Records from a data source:

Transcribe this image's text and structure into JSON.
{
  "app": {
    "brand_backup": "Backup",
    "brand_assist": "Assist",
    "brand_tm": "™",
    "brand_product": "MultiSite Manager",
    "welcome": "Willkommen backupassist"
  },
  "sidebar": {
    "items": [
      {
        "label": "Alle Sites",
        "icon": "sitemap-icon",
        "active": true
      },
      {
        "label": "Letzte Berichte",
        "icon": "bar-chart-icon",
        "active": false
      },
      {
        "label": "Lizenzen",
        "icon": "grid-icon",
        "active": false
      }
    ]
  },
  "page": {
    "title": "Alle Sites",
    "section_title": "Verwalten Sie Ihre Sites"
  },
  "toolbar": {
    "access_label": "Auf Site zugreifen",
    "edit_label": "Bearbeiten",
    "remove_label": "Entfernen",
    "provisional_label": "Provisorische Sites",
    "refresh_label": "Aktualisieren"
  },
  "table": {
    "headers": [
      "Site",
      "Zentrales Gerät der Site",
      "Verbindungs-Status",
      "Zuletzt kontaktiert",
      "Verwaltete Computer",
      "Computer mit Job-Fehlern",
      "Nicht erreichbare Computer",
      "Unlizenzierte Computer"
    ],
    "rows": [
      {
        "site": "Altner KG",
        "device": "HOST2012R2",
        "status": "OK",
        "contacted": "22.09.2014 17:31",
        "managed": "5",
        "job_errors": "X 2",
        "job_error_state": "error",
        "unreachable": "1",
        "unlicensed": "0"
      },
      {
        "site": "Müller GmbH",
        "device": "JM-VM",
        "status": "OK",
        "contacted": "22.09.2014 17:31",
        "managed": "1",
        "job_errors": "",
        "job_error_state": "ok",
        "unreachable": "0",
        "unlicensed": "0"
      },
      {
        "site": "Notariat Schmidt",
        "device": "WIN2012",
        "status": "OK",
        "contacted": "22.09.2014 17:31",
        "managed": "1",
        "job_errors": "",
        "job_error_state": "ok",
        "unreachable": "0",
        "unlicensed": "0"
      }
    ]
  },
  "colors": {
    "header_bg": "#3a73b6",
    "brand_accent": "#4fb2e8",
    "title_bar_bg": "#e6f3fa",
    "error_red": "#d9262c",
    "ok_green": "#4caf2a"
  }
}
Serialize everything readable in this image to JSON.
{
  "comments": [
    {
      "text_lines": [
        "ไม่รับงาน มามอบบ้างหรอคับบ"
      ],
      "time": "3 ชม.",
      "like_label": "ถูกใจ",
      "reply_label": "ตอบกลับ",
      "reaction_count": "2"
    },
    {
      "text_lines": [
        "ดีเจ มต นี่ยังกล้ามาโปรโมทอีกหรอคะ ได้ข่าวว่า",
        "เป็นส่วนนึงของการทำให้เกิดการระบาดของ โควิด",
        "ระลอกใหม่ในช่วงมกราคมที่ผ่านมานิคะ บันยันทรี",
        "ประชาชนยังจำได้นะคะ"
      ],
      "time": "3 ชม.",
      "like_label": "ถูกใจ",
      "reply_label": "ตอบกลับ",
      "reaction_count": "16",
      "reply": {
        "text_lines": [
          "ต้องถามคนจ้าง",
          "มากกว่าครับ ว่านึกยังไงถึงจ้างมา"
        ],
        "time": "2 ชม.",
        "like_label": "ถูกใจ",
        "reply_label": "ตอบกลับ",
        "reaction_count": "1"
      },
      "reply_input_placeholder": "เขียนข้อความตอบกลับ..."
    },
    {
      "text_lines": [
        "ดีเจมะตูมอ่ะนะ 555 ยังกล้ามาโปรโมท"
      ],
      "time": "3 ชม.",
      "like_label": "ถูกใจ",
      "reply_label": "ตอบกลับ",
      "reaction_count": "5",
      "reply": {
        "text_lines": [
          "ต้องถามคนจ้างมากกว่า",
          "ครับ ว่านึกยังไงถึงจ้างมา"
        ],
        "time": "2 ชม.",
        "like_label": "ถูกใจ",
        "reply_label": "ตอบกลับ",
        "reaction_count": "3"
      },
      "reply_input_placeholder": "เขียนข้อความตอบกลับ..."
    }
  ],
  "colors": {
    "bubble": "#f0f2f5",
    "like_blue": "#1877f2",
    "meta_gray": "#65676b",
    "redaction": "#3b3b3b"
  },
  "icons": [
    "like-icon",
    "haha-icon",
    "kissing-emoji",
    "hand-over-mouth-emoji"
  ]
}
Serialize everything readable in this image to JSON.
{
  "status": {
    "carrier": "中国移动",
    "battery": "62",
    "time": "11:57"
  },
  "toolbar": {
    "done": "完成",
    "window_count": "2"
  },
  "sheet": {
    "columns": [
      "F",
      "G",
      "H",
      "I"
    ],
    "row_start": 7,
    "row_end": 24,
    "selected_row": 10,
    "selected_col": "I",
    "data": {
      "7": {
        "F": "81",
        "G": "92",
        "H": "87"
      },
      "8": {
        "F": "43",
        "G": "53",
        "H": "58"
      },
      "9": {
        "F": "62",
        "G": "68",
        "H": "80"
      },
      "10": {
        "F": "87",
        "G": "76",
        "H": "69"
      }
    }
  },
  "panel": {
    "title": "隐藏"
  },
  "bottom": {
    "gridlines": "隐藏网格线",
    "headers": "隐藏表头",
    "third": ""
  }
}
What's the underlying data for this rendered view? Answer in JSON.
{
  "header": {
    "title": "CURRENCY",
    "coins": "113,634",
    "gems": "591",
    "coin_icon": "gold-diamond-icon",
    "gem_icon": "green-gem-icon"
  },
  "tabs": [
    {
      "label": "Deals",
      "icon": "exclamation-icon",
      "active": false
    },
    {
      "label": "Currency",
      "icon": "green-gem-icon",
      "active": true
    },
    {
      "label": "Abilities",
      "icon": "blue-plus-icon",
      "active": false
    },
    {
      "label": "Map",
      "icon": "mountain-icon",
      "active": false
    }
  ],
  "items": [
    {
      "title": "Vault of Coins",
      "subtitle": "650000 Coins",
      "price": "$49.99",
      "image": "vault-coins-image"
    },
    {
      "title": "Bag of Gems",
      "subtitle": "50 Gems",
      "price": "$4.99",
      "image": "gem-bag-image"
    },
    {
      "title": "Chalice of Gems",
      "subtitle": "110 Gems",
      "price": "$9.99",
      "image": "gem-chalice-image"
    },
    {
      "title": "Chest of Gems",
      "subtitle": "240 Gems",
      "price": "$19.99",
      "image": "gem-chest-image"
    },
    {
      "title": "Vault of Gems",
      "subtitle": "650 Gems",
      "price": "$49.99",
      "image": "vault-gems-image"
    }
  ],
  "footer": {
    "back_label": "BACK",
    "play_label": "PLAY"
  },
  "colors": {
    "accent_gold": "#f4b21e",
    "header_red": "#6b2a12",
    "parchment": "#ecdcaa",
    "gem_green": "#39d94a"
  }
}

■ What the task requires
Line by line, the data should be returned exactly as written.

■ Expected answer
Transcribe this image's text and structure into JSON.
{
  "app": {
    "brand_backup": "Backup",
    "brand_assist": "Assist",
    "brand_tm": "™",
    "brand_product": "MultiSite Manager",
    "welcome": "Willkommen backupassist"
  },
  "sidebar": {
    "items": [
      {
        "label": "Alle Sites",
        "icon": "sitemap-icon",
        "active": true
      },
      {
        "label": "Letzte Berichte",
        "icon": "bar-chart-icon",
        "active": false
      },
      {
        "label": "Lizenzen",
        "icon": "grid-icon",
        "active": false
      }
    ]
  },
  "page": {
    "title": "Alle Sites",
    "section_title": "Verwalten Sie Ihre Sites"
  },
  "toolbar": {
    "access_label": "Auf Site zugreifen",
    "edit_label": "Bearbeiten",
    "remove_label": "Entfernen",
    "provisional_label": "Provisorische Sites",
    "refresh_label": "Aktualisieren"
  },
  "table": {
    "headers": [
      "Site",
      "Zentrales Gerät der Site",
      "Verbindungs-Status",
      "Zuletzt kontaktiert",
      "Verwaltete Computer",
      "Computer mit Job-Fehlern",
      "Nicht erreichbare Computer",
      "Unlizenzierte Computer"
    ],
    "rows": [
      {
        "site": "Altner KG",
        "device": "HOST2012R2",
        "status": "OK",
        "contacted": "22.09.2014 17:31",
        "managed": "5",
        "job_errors": "X 2",
        "job_error_state": "error",
        "unreachable": "1",
        "unlicensed": "0"
      },
      {
        "site": "Müller GmbH",
        "device": "JM-VM",
        "status": "OK",
        "contacted": "22.09.2014 17:31",
        "managed": "1",
        "job_errors": "",
        "job_error_state": "ok",
        "unreachable": "0",
        "unlicensed": "0"
      },
      {
        "site": "Notariat Schmidt",
        "device": "WIN2012",
        "status": "OK",
        "contacted": "22.09.2014 17:31",
        "managed": "1",
        "job_errors": "",
        "job_error_state": "ok",
        "unreachable": "0",
        "unlicensed": "0"
      }
    ]
  },
  "colors": {
    "header_bg": "#3a73b6",
    "brand_accent": "#4fb2e8",
    "title_bar_bg": "#e6f3fa",
    "error_red": "#d9262c",
    "ok_green": "#4caf2a"
  }
}
Serialize everything readable in this image to JSON.
{
  "comments": [
    {
      "text_lines": [
        "ไม่รับงาน มามอบบ้างหรอคับบ"
      ],
      "time": "3 ชม.",
      "like_label": "ถูกใจ",
      "reply_label": "ตอบกลับ",
      "reaction_count": "2"
    },
    {
      "text_lines": [
        "ดีเจ มต นี่ยังกล้ามาโปรโมทอีกหรอคะ ได้ข่าวว่า",
        "เป็นส่วนนึงของการทำให้เกิดการระบาดของ โควิด",
        "ระลอกใหม่ในช่วงมกราคมที่ผ่านมานิคะ บันยันทรี",
        "ประชาชนยังจำได้นะคะ"
      ],
      "time": "3 ชม.",
      "like_label": "ถูกใจ",
      "reply_label": "ตอบกลับ",
      "reaction_count": "16",
      "reply": {
        "text_lines": [
          "ต้องถามคนจ้าง",
          "มากกว่าครับ ว่านึกยังไงถึงจ้างมา"
        ],
        "time": "2 ชม.",
        "like_label": "ถูกใจ",
        "reply_label": "ตอบกลับ",
        "reaction_count": "1"
      },
      "reply_input_placeholder": "เขียนข้อความตอบกลับ..."
    },
    {
      "text_lines": [
        "ดีเจมะตูมอ่ะนะ 555 ยังกล้ามาโปรโมท"
      ],
      "time": "3 ชม.",
      "like_label": "ถูกใจ",
      "reply_label": "ตอบกลับ",
      "reaction_count": "5",
      "reply": {
        "text_lines": [
          "ต้องถามคนจ้างมากกว่า",
          "ครับ ว่านึกยังไงถึงจ้างมา"
        ],
        "time": "2 ชม.",
        "like_label": "ถูกใจ",
        "reply_label": "ตอบกลับ",
        "reaction_count": "3"
      },
      "reply_input_placeholder": "เขียนข้อความตอบกลับ..."
    }
  ],
  "colors": {
    "bubble": "#f0f2f5",
    "like_blue": "#1877f2",
    "meta_gray": "#65676b",
    "redaction": "#3b3b3b"
  },
  "icons": [
    "like-icon",
    "haha-icon",
    "kissing-emoji",
    "hand-over-mouth-emoji"
  ]
}
Serialize everything readable in this image to JSON.
{
  "status": {
    "carrier": "中国移动",
    "battery": "62",
    "time": "11:57"
  },
  "toolbar": {
    "done": "完成",
    "window_count": "2"
  },
  "sheet": {
    "columns": [
      "F",
      "G",
      "H",
      "I"
    ],
    "row_start": 7,
    "row_end": 24,
    "selected_row": 10,
    "selected_col": "I",
    "data": {
      "7": {
        "F": "81",
        "G": "92",
        "H": "87"
      },
      "8": {
        "F": "43",
        "G": "53",
        "H": "58"
      },
      "9": {
        "F": "62",
        "G": "68",
        "H": "80"
      },
      "10": {
        "F": "87",
        "G": "76",
        "H": "69"
      }
    }
  },
  "panel": {
    "title": "隐藏"
  },
  "bottom": {
    "gridlines": "隐藏网格线",
    "headers": "隐藏表头",
    "third": ""
  }
}
What's the underlying data for this rendered view? Answer in JSON.
{
  "header": {
    "title": "CURRENCY",
    "coins": "113,634",
    "gems": "591",
    "coin_icon": "gold-diamond-icon",
    "gem_icon": "green-gem-icon"
  },
  "tabs": [
    {
      "label": "Deals",
      "icon": "exclamation-icon",
      "active": false
    },
    {
      "label": "Currency",
      "icon": "green-gem-icon",
      "active": true
    },
    {
      "label": "Abilities",
      "icon": "blue-plus-icon",
      "active": false
    },
    {
      "label": "Map",
      "icon": "mountain-icon",
      "active": false
    }
  ],
  "items": [
    {
      "title": "Vault of Coins",
      "subtitle": "650000 Coins",
      "price": "$49.99",
      "image": "vault-coins-image"
    },
    {
      "title": "Bag of Gems",
      "subtitle": "50 Gems",
      "price": "$4.99",
      "image": "gem-bag-image"
    },
    {
      "title": "Chalice of Gems",
      "subtitle": "110 Gems",
      "price": "$9.99",
      "image": "gem-chalice-image"
    },
    {
      "title": "Chest of Gems",
      "subtitle": "240 Gems",
      "price": "$19.99",
      "image": "gem-chest-image"
    },
    {
      "title": "Vault of Gems",
      "subtitle": "650 Gems",
      "price": "$49.99",
      "image": "vault-gems-image"
    }
  ],
  "footer": {
    "back_label": "BACK",
    "play_label": "PLAY"
  },
  "colors": {
    "accent_gold": "#f4b21e",
    "header_red": "#6b2a12",
    "parchment": "#ecdcaa",
    "gem_green": "#39d94a"
  }
}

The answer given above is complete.